The results of Sugiura et al5 lead to some new and interesting questions. Although there is remarkable homology in amino acid sequence between α- and β-myosin heavy chains, there are differences at several crucial locations in the molecule, including the rod, the hinge, the light chain domain, the actin binding site, and the ATP binding site.6 The difference in the durations of the force and displacement transients of V1 and V3—about 40% —is significantly smaller than the 150% difference in unloaded shortening velocity found in intact cardiac cells and in velocity measured when multiple actomyosin interactions occur simultaneously.3 The experiments should detect functional differences due to amino acid differences in the myosin head but probably not in the rod. The discrepancy in the size of the effect of isoform on velocity of shortening could be due to difference in the conditions under which myosin and actin interact in the in vitro assay or the existence of another factor contributing to the slower cycling of V3 myosin. For instance, a difference in lateral interactions between rod portions of myosin in the intact filament could alter compliance in thick filaments and modify force and displacement.

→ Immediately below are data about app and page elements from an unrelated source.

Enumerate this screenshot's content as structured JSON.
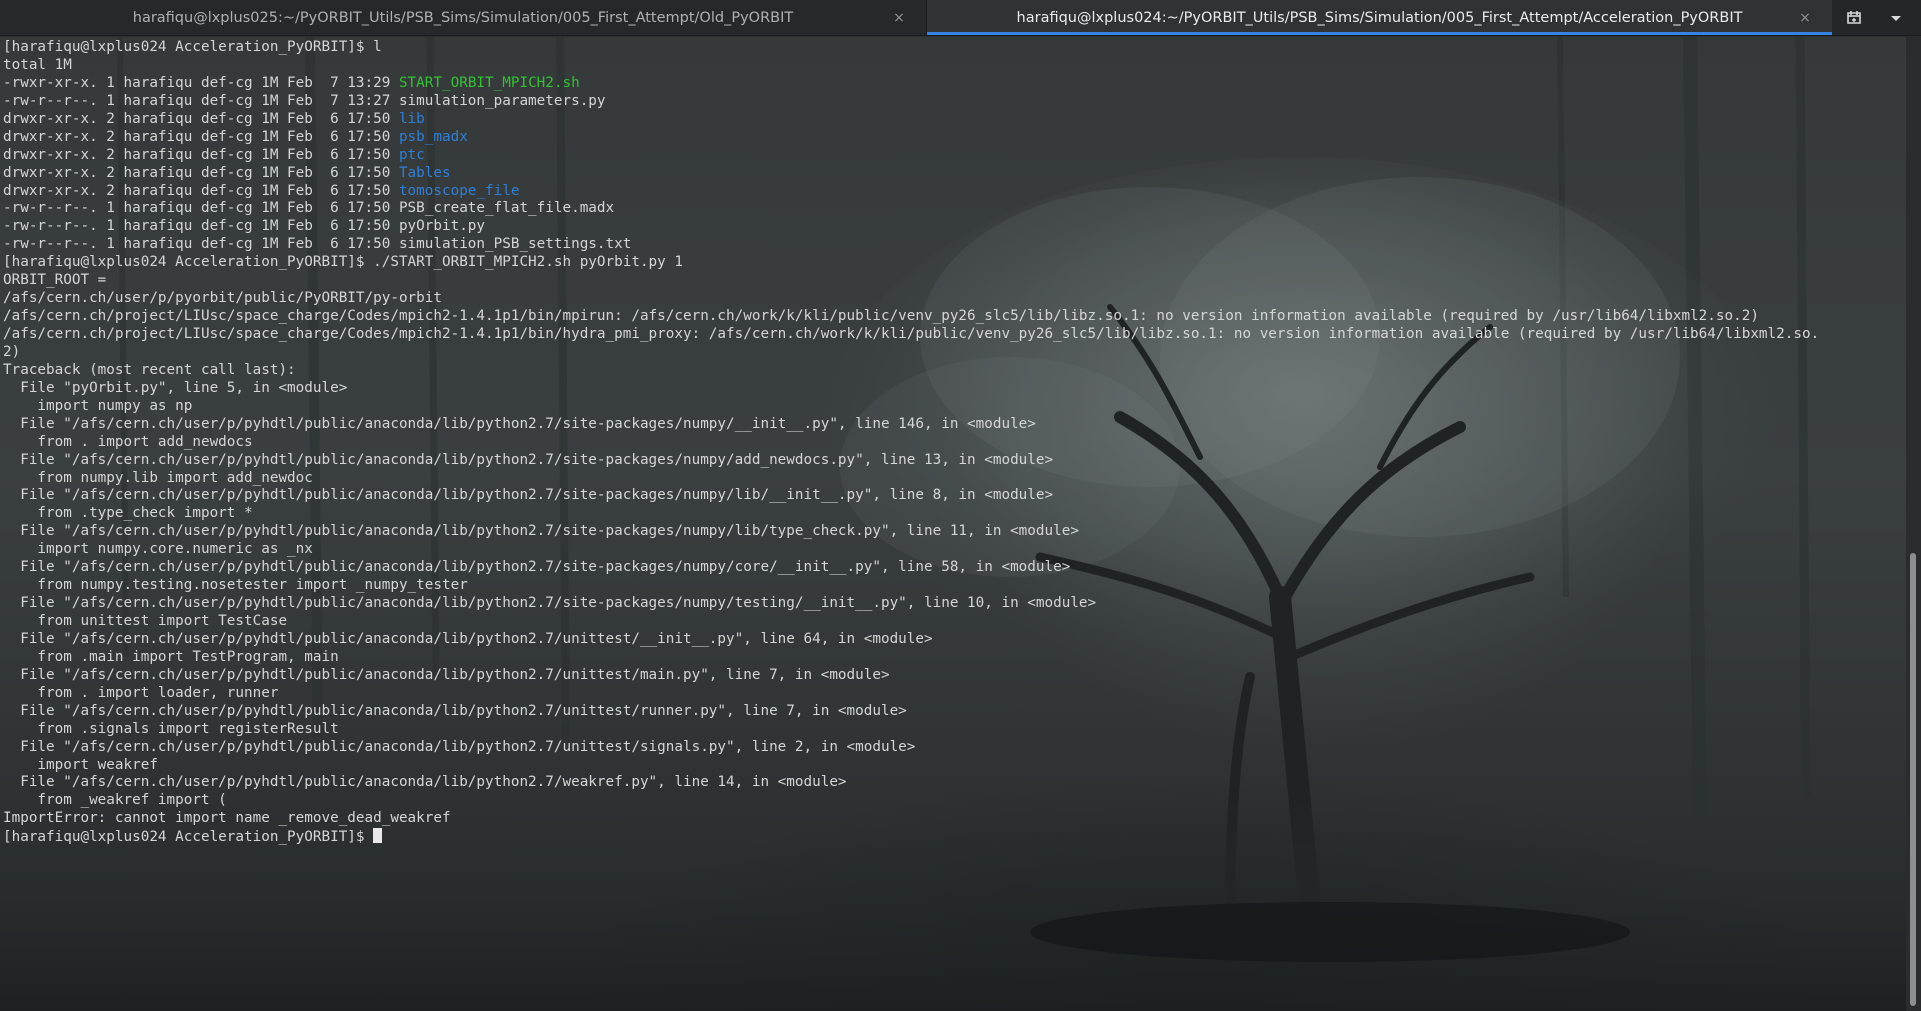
{
  "tabs": [
    {
      "title": "harafiqu@lxplus025:~/PyORBIT_Utils/PSB_Sims/Simulation/005_First_Attempt/Old_PyORBIT",
      "active": false,
      "close_glyph": "×"
    },
    {
      "title": "harafiqu@lxplus024:~/PyORBIT_Utils/PSB_Sims/Simulation/005_First_Attempt/Acceleration_PyORBIT",
      "active": true,
      "close_glyph": "×"
    }
  ],
  "toolbar": {
    "new_tab_icon": "new-tab-icon",
    "menu_icon": "chevron-down-icon"
  },
  "colors": {
    "tab_active_underline": "#3584e4",
    "executable": "#33c233",
    "directory": "#2f7fd8",
    "text": "#d4d6d6"
  },
  "terminal": {
    "lines": [
      [
        {
          "t": "[harafiqu@lxplus024 Acceleration_PyORBIT]$ l"
        }
      ],
      [
        {
          "t": "total 1M"
        }
      ],
      [
        {
          "t": "-rwxr-xr-x. 1 harafiqu def-cg 1M Feb  7 13:29 "
        },
        {
          "t": "START_ORBIT_MPICH2.sh",
          "c": "exec"
        }
      ],
      [
        {
          "t": "-rw-r--r--. 1 harafiqu def-cg 1M Feb  7 13:27 simulation_parameters.py"
        }
      ],
      [
        {
          "t": "drwxr-xr-x. 2 harafiqu def-cg 1M Feb  6 17:50 "
        },
        {
          "t": "lib",
          "c": "dir"
        }
      ],
      [
        {
          "t": "drwxr-xr-x. 2 harafiqu def-cg 1M Feb  6 17:50 "
        },
        {
          "t": "psb_madx",
          "c": "dir"
        }
      ],
      [
        {
          "t": "drwxr-xr-x. 2 harafiqu def-cg 1M Feb  6 17:50 "
        },
        {
          "t": "ptc",
          "c": "dir"
        }
      ],
      [
        {
          "t": "drwxr-xr-x. 2 harafiqu def-cg 1M Feb  6 17:50 "
        },
        {
          "t": "Tables",
          "c": "dir"
        }
      ],
      [
        {
          "t": "drwxr-xr-x. 2 harafiqu def-cg 1M Feb  6 17:50 "
        },
        {
          "t": "tomoscope_file",
          "c": "dir"
        }
      ],
      [
        {
          "t": "-rw-r--r--. 1 harafiqu def-cg 1M Feb  6 17:50 PSB_create_flat_file.madx"
        }
      ],
      [
        {
          "t": "-rw-r--r--. 1 harafiqu def-cg 1M Feb  6 17:50 pyOrbit.py"
        }
      ],
      [
        {
          "t": "-rw-r--r--. 1 harafiqu def-cg 1M Feb  6 17:50 simulation_PSB_settings.txt"
        }
      ],
      [
        {
          "t": "[harafiqu@lxplus024 Acceleration_PyORBIT]$ ./START_ORBIT_MPICH2.sh pyOrbit.py 1"
        }
      ],
      [
        {
          "t": "ORBIT_ROOT ="
        }
      ],
      [
        {
          "t": "/afs/cern.ch/user/p/pyorbit/public/PyORBIT/py-orbit"
        }
      ],
      [
        {
          "t": "/afs/cern.ch/project/LIUsc/space_charge/Codes/mpich2-1.4.1p1/bin/mpirun: /afs/cern.ch/work/k/kli/public/venv_py26_slc5/lib/libz.so.1: no version information available (required by /usr/lib64/libxml2.so.2)"
        }
      ],
      [
        {
          "t": "/afs/cern.ch/project/LIUsc/space_charge/Codes/mpich2-1.4.1p1/bin/hydra_pmi_proxy: /afs/cern.ch/work/k/kli/public/venv_py26_slc5/lib/libz.so.1: no version information available (required by /usr/lib64/libxml2.so."
        }
      ],
      [
        {
          "t": "2)"
        }
      ],
      [
        {
          "t": "Traceback (most recent call last):"
        }
      ],
      [
        {
          "t": "  File \"pyOrbit.py\", line 5, in <module>"
        }
      ],
      [
        {
          "t": "    import numpy as np"
        }
      ],
      [
        {
          "t": "  File \"/afs/cern.ch/user/p/pyhdtl/public/anaconda/lib/python2.7/site-packages/numpy/__init__.py\", line 146, in <module>"
        }
      ],
      [
        {
          "t": "    from . import add_newdocs"
        }
      ],
      [
        {
          "t": "  File \"/afs/cern.ch/user/p/pyhdtl/public/anaconda/lib/python2.7/site-packages/numpy/add_newdocs.py\", line 13, in <module>"
        }
      ],
      [
        {
          "t": "    from numpy.lib import add_newdoc"
        }
      ],
      [
        {
          "t": "  File \"/afs/cern.ch/user/p/pyhdtl/public/anaconda/lib/python2.7/site-packages/numpy/lib/__init__.py\", line 8, in <module>"
        }
      ],
      [
        {
          "t": "    from .type_check import *"
        }
      ],
      [
        {
          "t": "  File \"/afs/cern.ch/user/p/pyhdtl/public/anaconda/lib/python2.7/site-packages/numpy/lib/type_check.py\", line 11, in <module>"
        }
      ],
      [
        {
          "t": "    import numpy.core.numeric as _nx"
        }
      ],
      [
        {
          "t": "  File \"/afs/cern.ch/user/p/pyhdtl/public/anaconda/lib/python2.7/site-packages/numpy/core/__init__.py\", line 58, in <module>"
        }
      ],
      [
        {
          "t": "    from numpy.testing.nosetester import _numpy_tester"
        }
      ],
      [
        {
          "t": "  File \"/afs/cern.ch/user/p/pyhdtl/public/anaconda/lib/python2.7/site-packages/numpy/testing/__init__.py\", line 10, in <module>"
        }
      ],
      [
        {
          "t": "    from unittest import TestCase"
        }
      ],
      [
        {
          "t": "  File \"/afs/cern.ch/user/p/pyhdtl/public/anaconda/lib/python2.7/unittest/__init__.py\", line 64, in <module>"
        }
      ],
      [
        {
          "t": "    from .main import TestProgram, main"
        }
      ],
      [
        {
          "t": "  File \"/afs/cern.ch/user/p/pyhdtl/public/anaconda/lib/python2.7/unittest/main.py\", line 7, in <module>"
        }
      ],
      [
        {
          "t": "    from . import loader, runner"
        }
      ],
      [
        {
          "t": "  File \"/afs/cern.ch/user/p/pyhdtl/public/anaconda/lib/python2.7/unittest/runner.py\", line 7, in <module>"
        }
      ],
      [
        {
          "t": "    from .signals import registerResult"
        }
      ],
      [
        {
          "t": "  File \"/afs/cern.ch/user/p/pyhdtl/public/anaconda/lib/python2.7/unittest/signals.py\", line 2, in <module>"
        }
      ],
      [
        {
          "t": "    import weakref"
        }
      ],
      [
        {
          "t": "  File \"/afs/cern.ch/user/p/pyhdtl/public/anaconda/lib/python2.7/weakref.py\", line 14, in <module>"
        }
      ],
      [
        {
          "t": "    from _weakref import ("
        }
      ],
      [
        {
          "t": "ImportError: cannot import name _remove_dead_weakref"
        }
      ],
      [
        {
          "t": "[harafiqu@lxplus024 Acceleration_PyORBIT]$ ",
          "cursor": true
        }
      ]
    ]
  },
  "scrollbar": {
    "thumb_start_fraction": 0.53,
    "thumb_end_fraction": 0.995
  }
}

The velocity of shortening for V1 that was measured in the in vitro assay, approximately 45 nm/s, is considerably slower by more than an order of magnitude than that measured in intact sarcomeres, but this can be attributed to the low concentration of ATP used in the in vitro assay. In order to be able to resolve individual contractile events, 0.5 μmol/L ATP was used. At this concentration of ATP, there is a marked limitation in the velocity of shortening in intact cardiac cells and in the rate of ATP hydrolysis in actomyosin in solution.
An additional provocative result obtained by Sugiura et al5 is the difference in the duration of the force and displacement transients regardless of the isoform of myosin heavy chain. The force transient is about 65% longer than the displacement transient with each isoform. This suggests that the rate of detachment of myosin from actin, which is consistent with first-order kinetics in their data, is either dependent on strain or inversely related to load. Intuitively, the latter seems less likely than the former. Huxley7 first proposed a relation between strain and detachment rate in his presentation of a model for crossbridge cycling, and evidence to support it has been generated subsequently. If it is feasible to analyze the shape of the transient, either by achieving greater time resolution, time-averaging multiple transients, or using various analogues of ATP, it should be possible to learn more about the factors that influence the rate of detachment of myosin from actin and gain additional information about the mechanical correlates of different chemical events within the crossbridge cycle. This is an exciting prospect.
With this study, Sugiura et al5 have provided answers to some questions about the force-generating reactions between actin and myosin and posed others that have broad implications for all molecular motors.
The opinions expressed in this editorial are not necessarily those of the editor or of the American Heart Association.
- © 1998 American Heart Association, Inc.
Cooke R. Actomyosin interaction in striated muscle. Physiol Rev. 1997;77:671–697.
Pagani ED, Julian FJ. Rabbit papillary muscle myosin isozymes and the velocity of muscle shortening. Circ Res. 1984;54:586–594.
Sugiura S, Kobayakawa N, Fujita H, Yamashita H, Momomura S, Chaen S, Omata M, Sugi H. Comparison of unitary displacements and forces between 2 cardiac myosin isoforms by the optical trap technique: molecular basis for cardiac adaptation. Circ Res. 1998;82:1029–1034.